Moseley London: Catastrophic consequences to an illadvised design choice.

Discussion in 'Forum: Saw Identification and Discussion' started by Joe S, Feb 25, 2019.

  1. Joe S

    Joe S Most Valued Member

    Ray et. al
    I present this saw for a few reasons. We have had some discussion on saws marked Moseley and Son or Sons but I think we haven't seen examples of a saw with just Moseley London. John Moseley and the many variations have been around since it was first recorded around 1771. Primarily as a plane manufacturer and later many other tools later on. Simon has only one example of a saw with just the "Moseley" mark and all others with son or sons starting in the 1850s. Ray you suggested the sons were on the scene by about 1831. I am figuring this saw was made after 1810 but before 1840.
    This particular 23" saw has been well loved and seen many sharpening.
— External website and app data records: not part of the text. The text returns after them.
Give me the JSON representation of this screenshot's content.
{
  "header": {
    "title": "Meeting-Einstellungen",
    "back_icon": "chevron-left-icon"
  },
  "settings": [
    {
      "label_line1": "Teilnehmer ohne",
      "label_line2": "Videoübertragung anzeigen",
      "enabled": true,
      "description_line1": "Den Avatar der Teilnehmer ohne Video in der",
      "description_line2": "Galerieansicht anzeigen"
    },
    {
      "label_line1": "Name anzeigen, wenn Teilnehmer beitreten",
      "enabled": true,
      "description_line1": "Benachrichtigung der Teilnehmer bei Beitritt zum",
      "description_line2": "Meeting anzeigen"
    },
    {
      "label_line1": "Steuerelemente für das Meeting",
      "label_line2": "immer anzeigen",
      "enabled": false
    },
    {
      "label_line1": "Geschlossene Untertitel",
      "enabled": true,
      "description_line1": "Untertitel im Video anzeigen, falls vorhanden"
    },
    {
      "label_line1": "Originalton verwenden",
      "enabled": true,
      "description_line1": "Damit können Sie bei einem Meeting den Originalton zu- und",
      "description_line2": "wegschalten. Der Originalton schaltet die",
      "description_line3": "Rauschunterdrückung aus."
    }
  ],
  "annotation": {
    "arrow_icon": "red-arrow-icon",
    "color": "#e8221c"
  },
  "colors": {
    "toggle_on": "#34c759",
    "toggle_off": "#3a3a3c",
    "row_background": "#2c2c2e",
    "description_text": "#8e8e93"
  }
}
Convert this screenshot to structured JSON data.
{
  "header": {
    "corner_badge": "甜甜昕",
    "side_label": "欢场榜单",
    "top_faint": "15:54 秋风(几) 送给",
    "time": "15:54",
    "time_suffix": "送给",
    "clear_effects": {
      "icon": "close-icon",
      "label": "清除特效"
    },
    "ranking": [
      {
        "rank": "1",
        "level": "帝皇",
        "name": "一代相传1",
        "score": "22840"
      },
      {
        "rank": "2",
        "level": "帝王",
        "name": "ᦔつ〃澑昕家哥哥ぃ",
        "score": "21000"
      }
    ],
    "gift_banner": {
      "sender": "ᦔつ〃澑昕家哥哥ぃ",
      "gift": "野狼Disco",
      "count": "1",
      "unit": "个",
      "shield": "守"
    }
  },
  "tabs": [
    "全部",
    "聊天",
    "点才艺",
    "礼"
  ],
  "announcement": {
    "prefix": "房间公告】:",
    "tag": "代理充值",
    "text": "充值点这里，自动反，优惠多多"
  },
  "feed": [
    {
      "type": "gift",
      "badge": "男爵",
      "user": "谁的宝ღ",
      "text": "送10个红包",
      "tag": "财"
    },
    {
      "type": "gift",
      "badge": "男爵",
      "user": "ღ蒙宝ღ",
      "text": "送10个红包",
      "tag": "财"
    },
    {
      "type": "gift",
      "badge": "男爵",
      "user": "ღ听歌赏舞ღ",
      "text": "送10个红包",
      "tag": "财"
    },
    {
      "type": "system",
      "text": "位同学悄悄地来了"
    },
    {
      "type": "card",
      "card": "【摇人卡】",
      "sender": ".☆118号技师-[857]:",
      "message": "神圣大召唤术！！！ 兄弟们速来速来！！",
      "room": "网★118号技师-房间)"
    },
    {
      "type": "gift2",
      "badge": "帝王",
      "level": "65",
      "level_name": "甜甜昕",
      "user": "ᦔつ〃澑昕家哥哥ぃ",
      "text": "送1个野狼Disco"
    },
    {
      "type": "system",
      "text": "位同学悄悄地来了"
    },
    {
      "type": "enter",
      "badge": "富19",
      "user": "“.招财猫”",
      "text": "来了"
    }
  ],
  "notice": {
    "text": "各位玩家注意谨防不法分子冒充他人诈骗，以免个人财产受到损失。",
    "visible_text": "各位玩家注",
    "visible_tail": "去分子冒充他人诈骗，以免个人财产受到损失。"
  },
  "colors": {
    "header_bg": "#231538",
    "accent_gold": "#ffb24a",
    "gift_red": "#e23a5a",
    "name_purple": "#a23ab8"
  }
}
The plate has a very distinct round nose and yet no nib. Don't know if it was shortened. The beech closed handle has 4 brass connectors with the center bolt going through each of the washers with remnants of the slots on the far side for tightening. The handle has me shaking my head though when I look at what has happened over the last 200 years. Where the cut for the inset of the blade and the first design drop down happens, the handle maker left a major knot that runs through the top and out the far side. A knock on the top horn and the tensions that are based on the growth rings around the knot have created a split that nature intended. It looks like it happened some time ago but years of drying has exacerbated the split and the pressure on the lower lambs tongue has given way also. I was reminded of this problem when I saw a late 17th century T Grandford (1687-1713) plane with knots through it and a comment asking how the maker thought the plane would stay straight to even be functional. Saw handles don't need it for function but are risking everything if the handle reacts and breaks. It also makes me wonder about the "new" saw makers now who have created wildly aesthetic handles with grain running in all directions yet risk an inherent future failure. Let me know what you think might be a possible date to the manufacture of this saw and the reasons why manufactures would include "destructive inclusions".
    Joe S.

    Attached Files:

    David likes this.